Capsizing of Seacor Power occurred as legs were descending: NTSB

The US National Transportation Safety Board (NTSB) has published a preliminary report as part of its ongoing investigation into the capsizing of the liftboat Seacor Power last month near Port Fourchon, Louisiana, USA.

There were 19 people on board when the Seacor Power overturned during extreme weather conditions in the Gulf of Mexico. Six people were rescued by the US Coast Guard and Good Samaritan vessels, while six people died in the accident and seven remained missing.

 Seacor Power had left Port Fourchon at about 13:30 on April 13th, heading for the oil and gas lease area Main Pass Block 138 in the Gulf of Mexico. A weather report emailed to the vessel at 07:02 that day predicted afternoon winds at 9 to 12 knots from the southeast with one-metre seas.

NTSB investigators learned that at about 15:30 when the Seacor Power was transiting the open waters of the Gulf, a squall passed over the liftboat. Visibility was dropping and winds were increasing significantly, so the crew decided to lower the Seacor Power’s legs to the seafloor to hold the vessel in position until the storm passed.

The crewmember at the helm attempted to turn the Seacor Power into the wind as the legs began to descend. Before the turn was completed, the liftboat heeled to starboard and capsized.

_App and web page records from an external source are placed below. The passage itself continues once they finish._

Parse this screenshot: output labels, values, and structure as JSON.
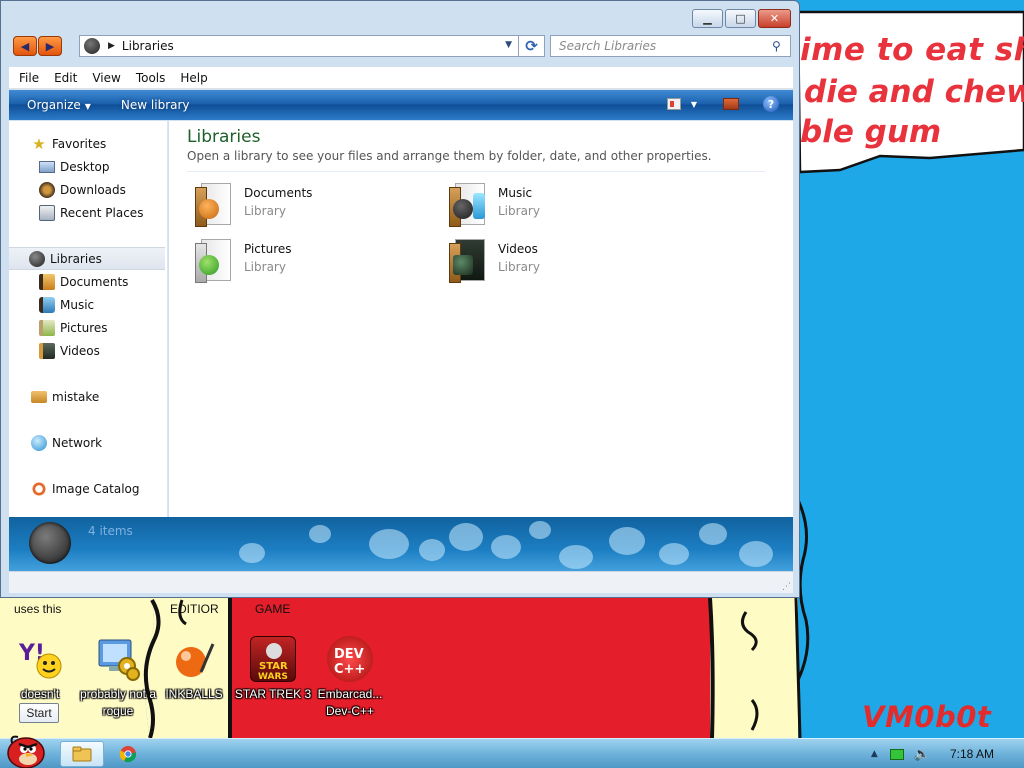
{
  "wallpaper": {
    "text_line1": "ime to eat shit",
    "text_line2": "die and chew",
    "text_line3": "ble gum",
    "signature": "VM0b0t",
    "labels": [
      "uses this",
      "EDITIOR",
      "GAME"
    ],
    "colors": {
      "sky": "#1fa8e8",
      "panel_red": "#e41e2a",
      "panel_cream": "#fffbc4",
      "text_red": "#e8323c"
    }
  },
  "desktop_icons": [
    {
      "label": "doesn't",
      "icon": "yahoo-messenger-icon"
    },
    {
      "label": "probably not a rogue",
      "icon": "monitor-gears-icon"
    },
    {
      "label": "INKBALLS",
      "icon": "inkball-icon"
    },
    {
      "label": "STAR TREK 3",
      "icon": "star-trek-icon"
    },
    {
      "label": "Embarcad... Dev-C++",
      "icon": "dev-cpp-icon"
    }
  ],
  "tooltip": "Start",
  "window": {
    "controls": {
      "minimize": "▁",
      "maximize": "□",
      "close": "✕"
    },
    "address": {
      "crumb": "Libraries"
    },
    "search": {
      "placeholder": "Search Libraries"
    },
    "menu": [
      "File",
      "Edit",
      "View",
      "Tools",
      "Help"
    ],
    "toolbar": {
      "organize": "Organize",
      "new_library": "New library"
    },
    "sidebar": {
      "favorites": {
        "label": "Favorites",
        "children": [
          "Desktop",
          "Downloads",
          "Recent Places"
        ]
      },
      "libraries": {
        "label": "Libraries",
        "children": [
          "Documents",
          "Music",
          "Pictures",
          "Videos"
        ]
      },
      "mistake": "mistake",
      "network": "Network",
      "image_catalog": "Image Catalog"
    },
    "content": {
      "title": "Libraries",
      "subtitle": "Open a library to see your files and arrange them by folder, date, and other properties.",
      "libraries": [
        {
          "name": "Documents",
          "kind": "Library",
          "icon": "documents-library-icon"
        },
        {
          "name": "Music",
          "kind": "Library",
          "icon": "music-library-icon"
        },
        {
          "name": "Pictures",
          "kind": "Library",
          "icon": "pictures-library-icon"
        },
        {
          "name": "Videos",
          "kind": "Library",
          "icon": "videos-library-icon"
        }
      ]
    },
    "details": {
      "count": "4 items"
    }
  },
  "taskbar": {
    "clock": "7:18 AM",
    "tasks": [
      "explorer-icon",
      "chrome-icon"
    ]
  }
}
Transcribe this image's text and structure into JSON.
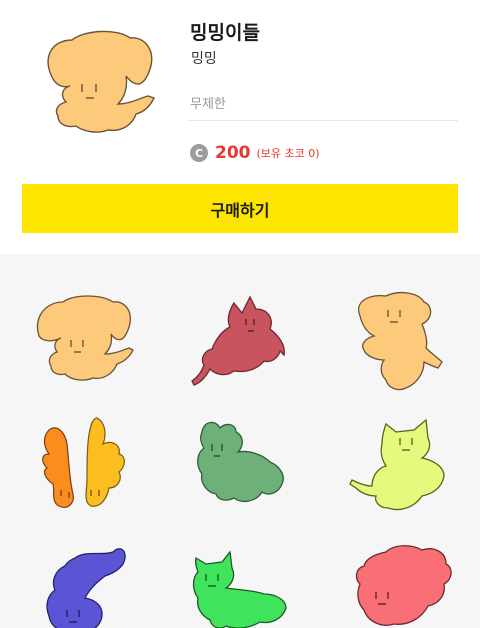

NTSB investigators found that several people were able to escape onto the exposed, port side of the Seacor Power deckhouse. High winds and seas that had built to three metres prevented rescuers from reaching those who remained on the liftboat. Some were washed into the water; six were eventually rescued, with one survivor suffering a serious injury.

NTSB investigators have interviewed survivors, other personnel who previously crewed the Seacor Power, representatives for the owner and charterer, vessel inspectors and surveyors, and search and rescue responders. When the Seacor Power is salvaged NTSB investigators intend to return to inspect the vessel and collect further evidence.

Meanwhile, the US Coast Guard said on Wednesday that salvage crews had removed all diesel fuel from the tanks of the Seacor Power.  About 20,363 gallons of diesel fuel were removed using the hot tapping method.

Some 4,500 gallons of hydraulic fluid still on board will need to be removed after the vessel is raised, because the tanks are currently inaccessible.

The salvors will now look to remove debris and refloat the vessel. The USCG did not anticipate the vessel being raised before June.

A USCG safety zone covering a one nautical mile radius around the incident site, plus a Federal Aviation Administration temporary flight restriction covering a 5nm radius around the site, and a 2,000ft minimum altitude around the site, will be in force until June 15th.